Procrastination is the biggest enemy of many beginner guitarists. Typically, after someone has bought their first guitar and had their first few lessons, they will lock themselves in their room for hours and practice until their fingertips are too sore to keep playing.
But after a couple of months, once the initial excitement has worn off, new guitarists often find. It’s not that their ambitions to learn guitar have faded away, it’s just that other things get in the way, and it can be easier to watch TV or surf the internet than to actually sit down and challenge yourself.
Whatever your long term goals are to become a world famous guitar virtuoso, or just to be able to play some of your favourite songs in your living room at home, it’s best to take your big goals and find some small, easily manageable tasks that will help you reach them.
Don’t bite off more than you can chew. Wanting to become an accomplished guitarist is a worthy goal, but you can’t do it in an afternoon.
Smaller tasks, such as learning a few new chords, becoming familiar with a new scale or mode, or getting some riffs down are the kinds of things you can do straight away.
Setting a specific time aside is crucial for beating procrastination. Don’t just tell yourself you are going to practice for X number of minutes today. Actually schedule a block in your day to practice that long.
For example, if you want to practice for 20 minutes every day, then maybe set aside 6pm until 6:20pm to do it. Then stick to it. Be realistic in your scheduling, work it in with your work schedule, possible delays in traffic, household chores like cleaning and preparing meals, your social plans, your favourite TV shows, whatever.
A lot of the time procrastination can come because you’re not meeting the standards you’ve set for yourself.
When you’re discouraged with the results you’re getting, it’s easy to tell yourself you’ll practice later, when you’re feeling more up to it, or it’s going to work better for you.
Don’t insist on perfection from yourself. You have to practice to get good – you don’t have to be good to start doing the practice. So stop worrying and just do it.
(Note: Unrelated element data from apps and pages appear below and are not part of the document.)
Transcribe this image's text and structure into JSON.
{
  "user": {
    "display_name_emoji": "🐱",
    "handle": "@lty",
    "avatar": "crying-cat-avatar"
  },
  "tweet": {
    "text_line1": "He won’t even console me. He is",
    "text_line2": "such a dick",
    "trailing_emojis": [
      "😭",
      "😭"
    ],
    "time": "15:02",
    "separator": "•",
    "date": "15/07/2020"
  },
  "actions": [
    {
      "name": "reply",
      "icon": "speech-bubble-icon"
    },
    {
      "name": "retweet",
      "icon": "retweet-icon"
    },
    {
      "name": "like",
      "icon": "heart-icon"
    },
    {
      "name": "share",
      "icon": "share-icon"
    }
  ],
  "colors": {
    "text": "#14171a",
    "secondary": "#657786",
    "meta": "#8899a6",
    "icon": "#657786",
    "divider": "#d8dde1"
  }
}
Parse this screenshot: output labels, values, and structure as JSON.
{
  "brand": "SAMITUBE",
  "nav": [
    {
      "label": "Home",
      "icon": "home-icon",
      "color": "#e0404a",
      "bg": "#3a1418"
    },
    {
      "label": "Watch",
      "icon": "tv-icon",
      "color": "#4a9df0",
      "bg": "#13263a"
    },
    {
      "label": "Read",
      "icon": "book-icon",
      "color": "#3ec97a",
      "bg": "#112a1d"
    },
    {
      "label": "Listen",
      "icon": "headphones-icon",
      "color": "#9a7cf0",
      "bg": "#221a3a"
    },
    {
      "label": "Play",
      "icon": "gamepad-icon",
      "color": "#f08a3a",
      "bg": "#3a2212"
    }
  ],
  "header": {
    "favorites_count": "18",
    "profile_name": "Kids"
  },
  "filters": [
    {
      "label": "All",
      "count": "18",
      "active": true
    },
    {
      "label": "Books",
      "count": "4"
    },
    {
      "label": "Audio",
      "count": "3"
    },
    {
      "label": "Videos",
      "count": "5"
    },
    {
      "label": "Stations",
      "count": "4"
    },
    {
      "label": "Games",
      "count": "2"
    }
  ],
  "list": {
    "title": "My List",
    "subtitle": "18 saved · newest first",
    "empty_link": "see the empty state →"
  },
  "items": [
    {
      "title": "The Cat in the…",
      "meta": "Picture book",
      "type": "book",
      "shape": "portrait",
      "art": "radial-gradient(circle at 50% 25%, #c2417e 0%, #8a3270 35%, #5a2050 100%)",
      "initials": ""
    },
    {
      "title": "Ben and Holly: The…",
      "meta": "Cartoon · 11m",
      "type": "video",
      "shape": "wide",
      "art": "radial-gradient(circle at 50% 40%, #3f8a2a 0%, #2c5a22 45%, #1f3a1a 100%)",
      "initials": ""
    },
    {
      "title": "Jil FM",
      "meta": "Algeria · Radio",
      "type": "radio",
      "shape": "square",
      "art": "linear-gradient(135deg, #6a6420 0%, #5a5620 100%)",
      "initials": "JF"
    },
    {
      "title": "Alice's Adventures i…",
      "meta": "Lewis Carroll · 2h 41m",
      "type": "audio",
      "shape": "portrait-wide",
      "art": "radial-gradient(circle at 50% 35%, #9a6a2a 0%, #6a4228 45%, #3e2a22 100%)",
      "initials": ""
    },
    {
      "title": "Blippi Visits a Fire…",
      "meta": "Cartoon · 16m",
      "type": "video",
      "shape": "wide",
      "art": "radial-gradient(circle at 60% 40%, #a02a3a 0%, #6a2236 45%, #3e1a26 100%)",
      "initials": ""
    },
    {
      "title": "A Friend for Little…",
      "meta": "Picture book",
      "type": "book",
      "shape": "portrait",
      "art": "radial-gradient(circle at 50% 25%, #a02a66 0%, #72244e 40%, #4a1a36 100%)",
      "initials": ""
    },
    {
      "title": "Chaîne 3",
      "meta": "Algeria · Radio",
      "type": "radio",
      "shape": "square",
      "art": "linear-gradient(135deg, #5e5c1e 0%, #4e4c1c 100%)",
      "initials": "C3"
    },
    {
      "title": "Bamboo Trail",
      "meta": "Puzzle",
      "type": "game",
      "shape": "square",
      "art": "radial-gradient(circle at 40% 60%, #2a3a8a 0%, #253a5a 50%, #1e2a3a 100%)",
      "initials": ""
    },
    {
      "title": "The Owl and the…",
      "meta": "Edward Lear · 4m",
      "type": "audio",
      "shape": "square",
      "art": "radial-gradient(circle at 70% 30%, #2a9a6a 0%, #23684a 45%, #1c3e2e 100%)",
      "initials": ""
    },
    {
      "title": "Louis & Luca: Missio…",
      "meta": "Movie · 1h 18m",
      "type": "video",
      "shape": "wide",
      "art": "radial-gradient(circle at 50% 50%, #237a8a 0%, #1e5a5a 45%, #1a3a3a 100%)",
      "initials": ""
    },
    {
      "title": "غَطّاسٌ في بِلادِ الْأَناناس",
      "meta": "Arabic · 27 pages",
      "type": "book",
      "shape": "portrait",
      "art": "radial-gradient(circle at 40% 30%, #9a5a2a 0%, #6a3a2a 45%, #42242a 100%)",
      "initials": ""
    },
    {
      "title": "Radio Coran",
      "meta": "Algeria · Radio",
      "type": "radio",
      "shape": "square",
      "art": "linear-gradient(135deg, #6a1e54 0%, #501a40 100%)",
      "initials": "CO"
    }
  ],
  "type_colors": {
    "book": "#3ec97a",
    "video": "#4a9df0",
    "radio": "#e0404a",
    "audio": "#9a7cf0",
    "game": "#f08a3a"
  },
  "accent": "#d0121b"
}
The most important thing is to live a life where practicing is just a part of your ordinary routine. Humans are very much creatures of habit. If you are in the habit of practicing guitar regularly, then it will be easy keep up with it, and you probably won’t even have to think about doing it.
Unfortunately, it goes the other way too: if you are in the habit of not practicing your guitar, it will be very hard to keep at it. And if you’re in the habit of putting it off until later, it will get easier each time.
Eventually, with enough procrastination, you might not even be a guitarist anymore – just one of those guys who owns a guitar that never gets played. Don’t let that happen to you!
Troy Nelson, a celebrated guitar educator from Viroqua, Wisconsin, has significantly impacted guitar learning with acclaimed books like ‘Guitar Aerobics’ and ‘Fretboard Freedom’. His unique journey from Sports Management to leading roles at Hal Leonard Corporation and Guitar One magazine has shaped his approach to guitar education. Now based in Nashville, Nelson specializes in crafting effective guitar practice routines, enhancing players’ skills and technical mastery. His work is a treasure trove for guitar enthusiasts worldwide.